You could still have conservation of motion. Things could only move if they were in contact with other things, but it would be possible to become stranded if you propelled yourself farther from other objects than you could reach. This would allow for a more open world, but create unique hazards. You would also have to explain why any matter tends to clump together at all.
I am also curious how respiration and elimination happens for a 2D creature. You have to avoid discontinuities in the body structure.
Right, Flatland takes the other approach in which the 2D world is like a top-down view of our world. Such a world's physics would have to be more different from our own, or else for example conservation of momentum would prevent people from moving since they have no ground to push against.But several of the problems in the above post go away. They can have a large population since they are not confined to a 1D planet surface. Their houses can be more simple since they don't need floors to stand on. They can just protect their stuff by encircling it with a single wall.
That sure looks like an ant farm to me. Just increase the intelligence of the ants, and there you go. Right?
Thanks.
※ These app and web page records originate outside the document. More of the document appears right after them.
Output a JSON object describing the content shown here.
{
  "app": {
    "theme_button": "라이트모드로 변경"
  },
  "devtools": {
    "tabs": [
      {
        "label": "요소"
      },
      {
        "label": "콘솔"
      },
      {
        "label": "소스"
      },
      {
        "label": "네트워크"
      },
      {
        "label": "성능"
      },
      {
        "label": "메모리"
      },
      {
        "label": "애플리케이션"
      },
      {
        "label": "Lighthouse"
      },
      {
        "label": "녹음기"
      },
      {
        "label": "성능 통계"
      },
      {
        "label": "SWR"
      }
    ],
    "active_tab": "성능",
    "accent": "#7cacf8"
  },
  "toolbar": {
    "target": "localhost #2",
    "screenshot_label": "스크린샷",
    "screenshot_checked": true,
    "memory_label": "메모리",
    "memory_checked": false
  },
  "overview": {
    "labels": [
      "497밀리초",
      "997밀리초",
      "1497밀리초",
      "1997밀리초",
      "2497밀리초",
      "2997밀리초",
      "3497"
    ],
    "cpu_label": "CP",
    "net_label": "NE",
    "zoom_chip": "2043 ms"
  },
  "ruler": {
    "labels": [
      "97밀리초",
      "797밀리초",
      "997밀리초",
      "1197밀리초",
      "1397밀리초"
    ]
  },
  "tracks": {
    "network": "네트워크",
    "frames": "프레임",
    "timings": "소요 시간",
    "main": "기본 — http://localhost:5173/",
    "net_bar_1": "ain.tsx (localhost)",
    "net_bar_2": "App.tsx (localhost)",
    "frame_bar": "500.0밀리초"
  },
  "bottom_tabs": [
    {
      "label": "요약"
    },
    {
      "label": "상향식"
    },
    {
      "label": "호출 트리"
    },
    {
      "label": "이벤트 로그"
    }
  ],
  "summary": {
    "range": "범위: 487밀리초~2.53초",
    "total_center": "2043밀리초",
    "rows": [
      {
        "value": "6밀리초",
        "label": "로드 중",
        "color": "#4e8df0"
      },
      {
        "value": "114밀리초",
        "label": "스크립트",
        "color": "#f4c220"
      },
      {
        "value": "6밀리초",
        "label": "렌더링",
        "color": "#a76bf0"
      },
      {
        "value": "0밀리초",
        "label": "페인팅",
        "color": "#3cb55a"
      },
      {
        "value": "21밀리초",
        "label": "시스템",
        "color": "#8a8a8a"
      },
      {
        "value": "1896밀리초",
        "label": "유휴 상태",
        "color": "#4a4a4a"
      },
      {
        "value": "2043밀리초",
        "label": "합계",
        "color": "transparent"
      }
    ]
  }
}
I see. It's really just a matter of which 3D terms you retain to try to explain a 2D reality.
ETA: Also depending on assumptions about whether 2D objects have mass and "gravity" or whether 2D objects could move freely in their plane.
I added a diagram from the book; see if that helps.
What do terms like "over" and "under" even mean in a 2D universe? How can something be built underground? How can there be a space station when there's no "up?" What does "standing up" mean?